They don’t expect much out of us Tazewell County girls. We were ruined from the start, thanks to geography and circumstances beyond Mama and Daddy’s control. I reckon they did the best they could with what they had.
They didn’t expect much out of Mama or her Mama neither. Or Daddy, for that matter. Not that he seemed to mind.
But no, they don’t expect much out of us girls especially. We talk low and slow and don’t speak up when we should and hide our grins when we laugh at things we shouldn’t be laughing at. It’s bad manners, you know, to speak or laugh out of turn. Especially if you’re wearing a skirt. Speak only when spoken to, girl.
They never came right out and said it, but it was implied and suggested, and even in the Good Book, too. Mamaw once told me that God liked boys better, and I believed her for the longest time. And maybe I still do, if I get to thinking on it. Looking back now I can surmise how come she figured such a thing. Always implied and suggested, just like everything else.
There was this one girl I used to know, a little wiry thing with dirty fingernails from climbing trees and fighting boys. She chopped off her hair when she was twelve, just to spite them all. Cut it clean up to her ears. She hated it as much as they did, but she’d have eaten dirt before she’d admitted it. That girl said what she pleased. She said what needed saying to whoever needed to hear it. She took up for those who couldn’t fight like she could, and wore bloody fists on occasion and a broken heart on more than a few. She had a big mouth and a big head. And could outrun boys twice her size! Oh, she didn’t care if they never expected much out of her! I recollect daydreaming about how she would one day fool or damn them all whenever she got the mind and money to do it. She chopped the locks off, of both her hair and her spirit. She was the most free soul I’d ever known.
I still envy her.

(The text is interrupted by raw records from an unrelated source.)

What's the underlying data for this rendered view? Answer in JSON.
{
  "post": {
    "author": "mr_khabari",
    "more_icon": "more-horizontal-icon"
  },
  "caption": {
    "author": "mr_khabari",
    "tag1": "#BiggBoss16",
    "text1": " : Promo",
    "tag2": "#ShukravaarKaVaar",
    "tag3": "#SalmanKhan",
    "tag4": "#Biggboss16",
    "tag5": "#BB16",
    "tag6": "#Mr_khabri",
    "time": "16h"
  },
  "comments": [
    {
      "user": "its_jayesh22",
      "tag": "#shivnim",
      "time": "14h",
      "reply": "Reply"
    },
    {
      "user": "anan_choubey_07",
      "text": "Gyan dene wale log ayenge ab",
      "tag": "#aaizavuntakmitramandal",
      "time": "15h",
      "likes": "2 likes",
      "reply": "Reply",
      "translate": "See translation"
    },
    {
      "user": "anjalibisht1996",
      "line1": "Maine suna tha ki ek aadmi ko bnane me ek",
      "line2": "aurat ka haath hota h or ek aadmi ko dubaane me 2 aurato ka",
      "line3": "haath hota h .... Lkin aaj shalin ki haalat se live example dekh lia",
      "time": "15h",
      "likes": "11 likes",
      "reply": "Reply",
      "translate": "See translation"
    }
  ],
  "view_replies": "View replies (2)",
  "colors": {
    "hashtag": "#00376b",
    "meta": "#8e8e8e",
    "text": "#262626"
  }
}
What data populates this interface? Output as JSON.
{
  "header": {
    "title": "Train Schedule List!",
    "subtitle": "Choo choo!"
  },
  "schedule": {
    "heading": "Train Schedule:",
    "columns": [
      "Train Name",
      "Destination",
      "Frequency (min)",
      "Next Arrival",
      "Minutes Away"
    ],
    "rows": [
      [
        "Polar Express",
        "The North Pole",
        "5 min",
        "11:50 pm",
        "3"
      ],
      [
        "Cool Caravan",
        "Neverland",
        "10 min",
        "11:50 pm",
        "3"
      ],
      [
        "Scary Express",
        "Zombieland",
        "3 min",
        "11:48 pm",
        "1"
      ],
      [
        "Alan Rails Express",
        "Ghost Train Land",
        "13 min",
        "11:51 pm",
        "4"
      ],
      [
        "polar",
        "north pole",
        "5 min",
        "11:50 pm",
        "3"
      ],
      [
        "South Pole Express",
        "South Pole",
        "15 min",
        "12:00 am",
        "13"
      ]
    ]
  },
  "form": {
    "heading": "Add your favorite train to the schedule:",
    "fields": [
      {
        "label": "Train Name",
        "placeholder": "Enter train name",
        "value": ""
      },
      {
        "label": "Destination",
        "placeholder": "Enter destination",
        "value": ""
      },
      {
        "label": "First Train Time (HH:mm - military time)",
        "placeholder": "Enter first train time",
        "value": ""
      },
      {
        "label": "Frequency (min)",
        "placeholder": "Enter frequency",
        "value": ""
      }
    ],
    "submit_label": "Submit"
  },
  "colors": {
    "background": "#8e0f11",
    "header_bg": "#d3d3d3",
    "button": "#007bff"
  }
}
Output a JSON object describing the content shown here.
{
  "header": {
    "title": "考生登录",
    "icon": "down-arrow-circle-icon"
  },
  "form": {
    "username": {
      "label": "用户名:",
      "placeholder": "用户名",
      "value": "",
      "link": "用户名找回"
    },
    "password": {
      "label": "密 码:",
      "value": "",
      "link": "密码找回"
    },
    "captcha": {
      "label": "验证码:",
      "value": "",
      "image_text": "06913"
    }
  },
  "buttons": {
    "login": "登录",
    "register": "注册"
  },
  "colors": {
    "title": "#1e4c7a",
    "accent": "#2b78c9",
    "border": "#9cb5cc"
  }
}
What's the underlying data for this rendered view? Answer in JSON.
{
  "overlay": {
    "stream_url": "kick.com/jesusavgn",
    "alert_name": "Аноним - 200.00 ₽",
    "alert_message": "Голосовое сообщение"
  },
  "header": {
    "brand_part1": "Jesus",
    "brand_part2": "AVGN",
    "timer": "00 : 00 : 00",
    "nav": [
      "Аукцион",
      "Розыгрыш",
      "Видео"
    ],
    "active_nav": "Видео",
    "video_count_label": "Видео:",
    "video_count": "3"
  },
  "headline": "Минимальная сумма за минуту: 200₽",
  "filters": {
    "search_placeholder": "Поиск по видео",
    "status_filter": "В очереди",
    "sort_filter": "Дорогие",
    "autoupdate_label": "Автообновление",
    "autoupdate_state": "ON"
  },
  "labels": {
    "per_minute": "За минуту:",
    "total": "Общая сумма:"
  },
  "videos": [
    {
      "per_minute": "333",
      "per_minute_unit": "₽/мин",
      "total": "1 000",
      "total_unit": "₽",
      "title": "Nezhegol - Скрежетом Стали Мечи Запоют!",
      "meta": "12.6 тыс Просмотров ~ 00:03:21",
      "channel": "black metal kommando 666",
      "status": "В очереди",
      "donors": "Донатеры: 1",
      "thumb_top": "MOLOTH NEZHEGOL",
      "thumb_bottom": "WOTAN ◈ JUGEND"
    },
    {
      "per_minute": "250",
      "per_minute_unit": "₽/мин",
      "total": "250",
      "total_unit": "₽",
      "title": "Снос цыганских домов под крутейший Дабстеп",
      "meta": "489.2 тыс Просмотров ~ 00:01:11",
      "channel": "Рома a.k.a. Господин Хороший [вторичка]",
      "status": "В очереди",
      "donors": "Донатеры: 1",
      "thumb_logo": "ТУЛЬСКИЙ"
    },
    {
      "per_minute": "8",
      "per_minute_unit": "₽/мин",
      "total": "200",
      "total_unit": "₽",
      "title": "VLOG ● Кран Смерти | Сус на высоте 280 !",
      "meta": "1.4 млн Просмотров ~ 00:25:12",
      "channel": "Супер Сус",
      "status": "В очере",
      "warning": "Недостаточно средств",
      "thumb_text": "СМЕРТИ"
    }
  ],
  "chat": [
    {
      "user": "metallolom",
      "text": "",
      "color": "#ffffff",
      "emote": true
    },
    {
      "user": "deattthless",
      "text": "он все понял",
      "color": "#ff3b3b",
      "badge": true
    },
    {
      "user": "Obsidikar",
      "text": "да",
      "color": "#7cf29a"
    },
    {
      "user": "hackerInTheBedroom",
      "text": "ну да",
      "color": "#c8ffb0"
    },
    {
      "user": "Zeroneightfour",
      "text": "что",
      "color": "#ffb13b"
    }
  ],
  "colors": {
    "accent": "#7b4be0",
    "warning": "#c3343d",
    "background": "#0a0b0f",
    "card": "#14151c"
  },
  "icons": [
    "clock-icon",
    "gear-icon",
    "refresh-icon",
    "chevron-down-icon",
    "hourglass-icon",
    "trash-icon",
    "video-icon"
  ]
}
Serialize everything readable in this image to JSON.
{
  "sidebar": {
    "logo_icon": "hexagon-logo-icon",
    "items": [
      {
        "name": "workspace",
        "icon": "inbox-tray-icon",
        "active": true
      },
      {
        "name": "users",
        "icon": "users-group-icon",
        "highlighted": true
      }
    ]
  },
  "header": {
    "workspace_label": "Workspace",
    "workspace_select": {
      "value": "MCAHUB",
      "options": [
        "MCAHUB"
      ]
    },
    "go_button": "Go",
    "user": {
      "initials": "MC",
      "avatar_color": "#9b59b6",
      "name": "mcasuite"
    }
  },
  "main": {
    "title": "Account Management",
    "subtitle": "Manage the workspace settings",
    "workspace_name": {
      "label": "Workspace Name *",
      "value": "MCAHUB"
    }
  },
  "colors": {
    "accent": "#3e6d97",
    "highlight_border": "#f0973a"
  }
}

There were a few that tried to tame that girl and force her down from the trees and tell her to be quiet and remind her that God likes boys better. And one or two succeeded. For awhile, at least. But you can’t cage a free spirit. That’s got to be a bigger sin than speaking out of turn or cutting off your hair. Surely God would agree, no matter what that ol’ book says.
A half truth is a whole lie, or so I’ve heard.
I haven’t seen that girl in years. She is a mere vapor, now gone forever. I miss her. I wonder what she would have done with her big mouth and big head had she not been ruined by civilized thinking and left the trees for the call of words instead of the wild.
But my hair has grown back out, at least. And my nails are short but they are clean. As of now I am thirty years older than twelve, but I haven’t found a cage to suit me yet.
No, they never expected much out of us Tazewell County girls. And the woman I am now knows why.
We’re easier to handle when we do what’s expected, especially old girls like us. We make things easier on everybody else when we hide our grins and stay on the ground and don’t complain about anything. They have it made until we chop those locks off.
Chop them off, young sister, while you’re looking down on them from your trees. And may you never find a cage big enough to tame you. Oh, I still root for the underdogs and get a bloody fist every now and then. That wild girl is still in me somewhere. Sometimes her loud laughter comes from my mouth and surprises me.
No, I reckon they never did expect much from us Tazewell County girls. And I figure that’s their misfortune. There’s a pretty smart handful of old girls like us looking down from the cedars. And most of us can still outrun the boys, even if God does like them better. And one of these bright days we just might fool or damn them all whenever we’ve got the mind and money to do it.
You just never know.